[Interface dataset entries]
⟨

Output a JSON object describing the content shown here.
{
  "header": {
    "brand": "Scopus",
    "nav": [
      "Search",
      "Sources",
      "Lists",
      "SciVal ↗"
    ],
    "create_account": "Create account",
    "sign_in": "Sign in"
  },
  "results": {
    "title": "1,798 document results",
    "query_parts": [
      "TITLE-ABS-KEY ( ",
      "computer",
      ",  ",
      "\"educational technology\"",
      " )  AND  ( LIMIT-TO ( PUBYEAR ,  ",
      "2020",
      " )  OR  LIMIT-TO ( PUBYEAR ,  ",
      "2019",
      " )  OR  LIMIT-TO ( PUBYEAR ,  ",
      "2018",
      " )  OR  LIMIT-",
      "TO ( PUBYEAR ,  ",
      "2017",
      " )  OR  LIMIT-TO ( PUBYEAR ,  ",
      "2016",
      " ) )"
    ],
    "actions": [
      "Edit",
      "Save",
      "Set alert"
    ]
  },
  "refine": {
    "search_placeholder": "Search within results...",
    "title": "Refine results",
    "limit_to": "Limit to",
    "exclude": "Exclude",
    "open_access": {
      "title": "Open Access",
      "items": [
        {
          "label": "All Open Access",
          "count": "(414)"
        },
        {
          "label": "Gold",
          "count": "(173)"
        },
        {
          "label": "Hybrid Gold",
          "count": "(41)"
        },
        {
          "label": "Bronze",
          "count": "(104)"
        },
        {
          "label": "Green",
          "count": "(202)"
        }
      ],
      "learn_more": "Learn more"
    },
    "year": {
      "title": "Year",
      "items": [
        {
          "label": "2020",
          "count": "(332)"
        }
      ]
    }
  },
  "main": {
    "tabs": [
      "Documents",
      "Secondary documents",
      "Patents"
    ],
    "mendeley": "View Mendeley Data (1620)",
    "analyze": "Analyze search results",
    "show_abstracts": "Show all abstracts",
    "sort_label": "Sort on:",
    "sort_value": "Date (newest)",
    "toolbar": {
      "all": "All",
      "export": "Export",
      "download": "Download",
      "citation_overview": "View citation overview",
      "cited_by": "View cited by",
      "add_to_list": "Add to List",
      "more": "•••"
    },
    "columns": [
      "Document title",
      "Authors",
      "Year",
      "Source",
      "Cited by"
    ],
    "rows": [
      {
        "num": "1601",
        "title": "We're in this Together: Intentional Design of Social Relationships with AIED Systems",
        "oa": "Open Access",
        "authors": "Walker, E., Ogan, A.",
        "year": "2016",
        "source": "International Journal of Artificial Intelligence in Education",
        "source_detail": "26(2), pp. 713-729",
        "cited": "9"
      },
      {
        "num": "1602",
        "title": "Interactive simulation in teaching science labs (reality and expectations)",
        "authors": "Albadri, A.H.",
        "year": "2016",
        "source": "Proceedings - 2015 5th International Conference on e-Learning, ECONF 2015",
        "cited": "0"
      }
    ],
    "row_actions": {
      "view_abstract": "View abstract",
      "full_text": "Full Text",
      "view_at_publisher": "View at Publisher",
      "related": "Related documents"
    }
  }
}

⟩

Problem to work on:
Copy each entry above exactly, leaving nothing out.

Problem solution:
Output a JSON object describing the content shown here.
{
  "header": {
    "brand": "Scopus",
    "nav": [
      "Search",
      "Sources",
      "Lists",
      "SciVal ↗"
    ],
    "create_account": "Create account",
    "sign_in": "Sign in"
  },
  "results": {
    "title": "1,798 document results",
    "query_parts": [
      "TITLE-ABS-KEY ( ",
      "computer",
      ",  ",
      "\"educational technology\"",
      " )  AND  ( LIMIT-TO ( PUBYEAR ,  ",
      "2020",
      " )  OR  LIMIT-TO ( PUBYEAR ,  ",
      "2019",
      " )  OR  LIMIT-TO ( PUBYEAR ,  ",
      "2018",
      " )  OR  LIMIT-",
      "TO ( PUBYEAR ,  ",
      "2017",
      " )  OR  LIMIT-TO ( PUBYEAR ,  ",
      "2016",
      " ) )"
    ],
    "actions": [
      "Edit",
      "Save",
      "Set alert"
    ]
  },
  "refine": {
    "search_placeholder": "Search within results...",
    "title": "Refine results",
    "limit_to": "Limit to",
    "exclude": "Exclude",
    "open_access": {
      "title": "Open Access",
      "items": [
        {
          "label": "All Open Access",
          "count": "(414)"
        },
        {
          "label": "Gold",
          "count": "(173)"
        },
        {
          "label": "Hybrid Gold",
          "count": "(41)"
        },
        {
          "label": "Bronze",
          "count": "(104)"
        },
        {
          "label": "Green",
          "count": "(202)"
        }
      ],
      "learn_more": "Learn more"
    },
    "year": {
      "title": "Year",
      "items": [
        {
          "label": "2020",
          "count": "(332)"
        }
      ]
    }
  },
  "main": {
    "tabs": [
      "Documents",
      "Secondary documents",
      "Patents"
    ],
    "mendeley": "View Mendeley Data (1620)",
    "analyze": "Analyze search results",
    "show_abstracts": "Show all abstracts",
    "sort_label": "Sort on:",
    "sort_value": "Date (newest)",
    "toolbar": {
      "all": "All",
      "export": "Export",
      "download": "Download",
      "citation_overview": "View citation overview",
      "cited_by": "View cited by",
      "add_to_list": "Add to List",
      "more": "•••"
    },
    "columns": [
      "Document title",
      "Authors",
      "Year",
      "Source",
      "Cited by"
    ],
    "rows": [
      {
        "num": "1601",
        "title": "We're in this Together: Intentional Design of Social Relationships with AIED Systems",
        "oa": "Open Access",
        "authors": "Walker, E., Ogan, A.",
        "year": "2016",
        "source": "International Journal of Artificial Intelligence in Education",
        "source_detail": "26(2), pp. 713-729",
        "cited": "9"
      },
      {
        "num": "1602",
        "title": "Interactive simulation in teaching science labs (reality and expectations)",
        "authors": "Albadri, A.H.",
        "year": "2016",
        "source": "Proceedings - 2015 5th International Conference on e-Learning, ECONF 2015",
        "cited": "0"
      }
    ],
    "row_actions": {
      "view_abstract": "View abstract",
      "full_text": "Full Text",
      "view_at_publisher": "View at Publisher",
      "related": "Related documents"
    }
  }
}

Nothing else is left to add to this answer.